**Work order:**
Output every record below precisely as it is written.
**** Data for this exercise
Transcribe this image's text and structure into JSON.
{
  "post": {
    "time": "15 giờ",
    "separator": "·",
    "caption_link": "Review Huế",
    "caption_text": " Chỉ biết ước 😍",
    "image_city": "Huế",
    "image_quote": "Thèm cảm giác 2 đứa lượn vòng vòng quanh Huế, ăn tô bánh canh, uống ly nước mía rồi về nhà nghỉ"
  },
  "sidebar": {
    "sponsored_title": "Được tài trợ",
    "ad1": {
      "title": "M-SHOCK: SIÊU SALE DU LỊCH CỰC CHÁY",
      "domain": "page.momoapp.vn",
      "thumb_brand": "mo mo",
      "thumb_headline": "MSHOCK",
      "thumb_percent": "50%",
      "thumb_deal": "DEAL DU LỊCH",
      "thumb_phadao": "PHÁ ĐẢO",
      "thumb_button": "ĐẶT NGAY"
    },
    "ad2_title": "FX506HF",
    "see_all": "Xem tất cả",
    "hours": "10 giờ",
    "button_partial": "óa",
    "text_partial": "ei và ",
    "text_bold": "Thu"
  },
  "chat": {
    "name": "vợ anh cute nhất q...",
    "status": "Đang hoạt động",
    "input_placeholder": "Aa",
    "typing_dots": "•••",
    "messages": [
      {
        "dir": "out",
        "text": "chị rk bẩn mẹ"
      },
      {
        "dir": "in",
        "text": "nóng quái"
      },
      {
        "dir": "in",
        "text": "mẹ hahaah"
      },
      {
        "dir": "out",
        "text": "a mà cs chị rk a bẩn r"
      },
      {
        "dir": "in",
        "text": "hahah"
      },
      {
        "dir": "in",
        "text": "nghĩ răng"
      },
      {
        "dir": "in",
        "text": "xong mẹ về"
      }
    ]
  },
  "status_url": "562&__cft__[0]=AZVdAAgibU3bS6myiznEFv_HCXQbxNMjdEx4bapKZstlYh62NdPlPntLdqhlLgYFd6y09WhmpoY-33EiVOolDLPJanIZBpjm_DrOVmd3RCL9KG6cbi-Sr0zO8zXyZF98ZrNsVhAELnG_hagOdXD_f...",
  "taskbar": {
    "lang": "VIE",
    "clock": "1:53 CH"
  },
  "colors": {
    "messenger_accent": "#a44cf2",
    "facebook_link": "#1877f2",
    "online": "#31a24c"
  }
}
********
**Response area:**
Transcribe this image's text and structure into JSON.
{
  "post": {
    "time": "15 giờ",
    "separator": "·",
    "caption_link": "Review Huế",
    "caption_text": " Chỉ biết ước 😍",
    "image_city": "Huế",
    "image_quote": "Thèm cảm giác 2 đứa lượn vòng vòng quanh Huế, ăn tô bánh canh, uống ly nước mía rồi về nhà nghỉ"
  },
  "sidebar": {
    "sponsored_title": "Được tài trợ",
    "ad1": {
      "title": "M-SHOCK: SIÊU SALE DU LỊCH CỰC CHÁY",
      "domain": "page.momoapp.vn",
      "thumb_brand": "mo mo",
      "thumb_headline": "MSHOCK",
      "thumb_percent": "50%",
      "thumb_deal": "DEAL DU LỊCH",
      "thumb_phadao": "PHÁ ĐẢO",
      "thumb_button": "ĐẶT NGAY"
    },
    "ad2_title": "FX506HF",
    "see_all": "Xem tất cả",
    "hours": "10 giờ",
    "button_partial": "óa",
    "text_partial": "ei và ",
    "text_bold": "Thu"
  },
  "chat": {
    "name": "vợ anh cute nhất q...",
    "status": "Đang hoạt động",
    "input_placeholder": "Aa",
    "typing_dots": "•••",
    "messages": [
      {
        "dir": "out",
        "text": "chị rk bẩn mẹ"
      },
      {
        "dir": "in",
        "text": "nóng quái"
      },
      {
        "dir": "in",
        "text": "mẹ hahaah"
      },
      {
        "dir": "out",
        "text": "a mà cs chị rk a bẩn r"
      },
      {
        "dir": "in",
        "text": "hahah"
      },
      {
        "dir": "in",
        "text": "nghĩ răng"
      },
      {
        "dir": "in",
        "text": "xong mẹ về"
      }
    ]
  },
  "status_url": "562&__cft__[0]=AZVdAAgibU3bS6myiznEFv_HCXQbxNMjdEx4bapKZstlYh62NdPlPntLdqhlLgYFd6y09WhmpoY-33EiVOolDLPJanIZBpjm_DrOVmd3RCL9KG6cbi-Sr0zO8zXyZF98ZrNsVhAELnG_hagOdXD_f...",
  "taskbar": {
    "lang": "VIE",
    "clock": "1:53 CH"
  },
  "colors": {
    "messenger_accent": "#a44cf2",
    "facebook_link": "#1877f2",
    "online": "#31a24c"
  }
}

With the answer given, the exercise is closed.